21 Kremlin political prisoners are suffering from health issues, and Russia is not treating these people. This number includes prisoners with significant diseases and disabilities who may die in captivity without medical care. The human rights defenders called upon the Russian Federation and the occupation authorities to provide urgently medical care to these Ukrainian citizens.
This was discussed on August 14, 2023, during the press-conference in Kyiv, where the human rights defenders presented a list of political prisoners who needed treatment.
This list includes names of Teymur Abdullayev, Arsen Abhayirov, Servet Gaziyev, Iryna Danylovych, Nariman Dzhelial, Volodymyr Dudka, Azamat Eyupov, Timur Ibrahimov, Igor Kiyashko, Emir-Useyin Kuku, Khalil Mambetov, Rustem Murasov, Zekirya Muratov, Ruslan Nagayev, Envyer Omerov, Oleh Prykhodko, Amet Suleymanov, Shaban Umyerov, Rustem Sheikhaliyev, Yashar Shykhametov, Ivan Yatskin.
The human rights defenders are calling this list the List of Hafarov – Shyrinh who died this February in the Russian prisones.
“Kostiantyn Shyring and Dzhemil Gafarov had severe chronic diseases, and they were denied medical care in the deprivation of liberty sites where they were held. Therefore, we have decided to check which political prisoners of the Kremlin are also suffering from health issues and need immediate medical care. These are 21 persons. We call on the occupying authorities of Crimea and officials of the Russian Federation to stop persecuting Crimean political prisoners and immediately provide medical care to those who need it,” Ms.Victoriya Nesterenko, manager of projects at the ZMINA Human Rights Center, said.

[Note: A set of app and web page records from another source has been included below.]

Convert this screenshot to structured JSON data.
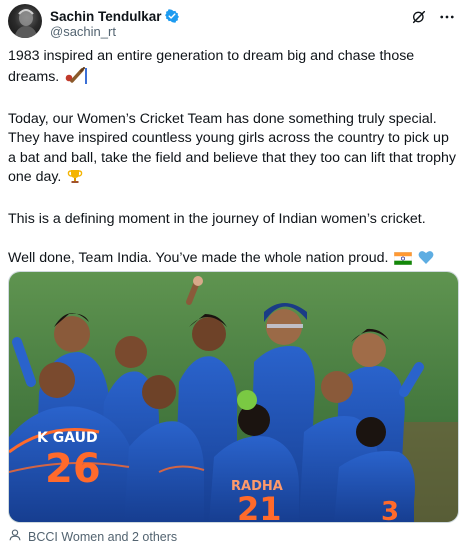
{
  "post": {
    "author_name": "Sachin Tendulkar",
    "author_handle": "@sachin_rt",
    "paragraphs": [
      "1983 inspired an entire generation to dream big and chase those dreams.",
      "Today, our Women’s Cricket Team has done something truly special. They have inspired countless young girls across the country to pick up a bat and ball, take the field and believe that they too can lift that trophy one day.",
      "This is a defining moment in the journey of Indian women’s cricket.",
      "Well done, Team India. You’ve made the whole nation proud."
    ],
    "emojis": [
      "cricket-bat-icon",
      "trophy-icon",
      "india-flag-icon",
      "blue-heart-icon"
    ]
  },
  "photo": {
    "jersey_name_left": "K GAUD",
    "jersey_number_left": "26",
    "jersey_name_center": "RADHA",
    "jersey_number_center": "21",
    "jersey_number_right": "3"
  },
  "footer": {
    "tagged_text": "BCCI Women and 2 others"
  },
  "colors": {
    "verified_blue": "#1d9bf0",
    "jersey_blue": "#1f4fb0",
    "jersey_orange": "#ff6a2b",
    "pitch_green": "#3f7a3c"
  }
}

She stated that Russia failed to ensure the right of Crimean political prisoners to access to medical care, and the health of Ukrainian citizens was brought to the state when they died.
Mr. Ihor Kotelianets, Head of the Association of Relatives of Political Prisoners of the Kremlin, said that most of the prisoners had chronic diseases, some had disabilities. “The most common issues that almost all prisoners suffer from,” Mr. Kotelianets said, “are toothache, the improperly functioning digestive system, hypertension, vision impairment and joint pain. This is caused by poor nutrition, staying in damp and dimly lit cells, and psychological overstrain.”
“People of mature age, such as Volodymyr Dudka, Zekirya Muratov and Oleр Prykhodko, are especially affected by this, as they risk never being released due to a large number of chronic diseases that they had even before imprisonment. The Russian Federation continues to grossly violate international humanitarian law, according to which not providing medical care is equivalent to torture,” Ihor Kotelianets continues.
As Crimean human rights defender and journalist Lutfiye Zudiyeva said, 60-year-old Azamat Eyupov from Bilohirsk suffered four ischemic strokes in the Russian detention center and his life is in danger. 38-year-old Amet Suleymanov from Bakhchisaray has been taken into custody, though the man needs a heart valve replacement and is constantly suffocating.
“Staying in the pre-trial detention center for Amet is tantamount to torture. Then, 58-year-old Volodymyr Dudka from Sevastopol suffers from stomach disease and hypertension. The court sentenced him to 14 years of imprisonment. They do not have the time and the energy for a bureaucratic struggle with the Russian penitentiary system. We can’t leave them alone with this, they shouldn’t be slowly dying in prison. The release of all political prisoners, as before, remains the main priority for human rights defenders,” Ms. Zudiyeva is convinced.
The human rights defenders are sure that the Ukrainian authorities should constantly focus on the health of Ukrainian citizens imprisoned by Russia.
Iryna Siedova, an expert of the Crimean Human Rights Group, voiced recommendations for the authorities, i.e., to investigate thoroughly such crimes, to do everything possible to bring the guilty to justice and to promote including them in international sanctions lists.
Siedova is convinced that the Ukrainian authorities should launch a dedicated activity which actors will deal specifically with the liberation of civilian hostages from captivity. In addition, Ukraine should develop a national program of physical and psychological rehabilitation for the sick people who have succeeded in recovering their liberty from the Russian captivity as well as for their family members.
The human rights defender also said that the State should budget sufficient funds at the national level for 2024 to support civilian hostages and their family members.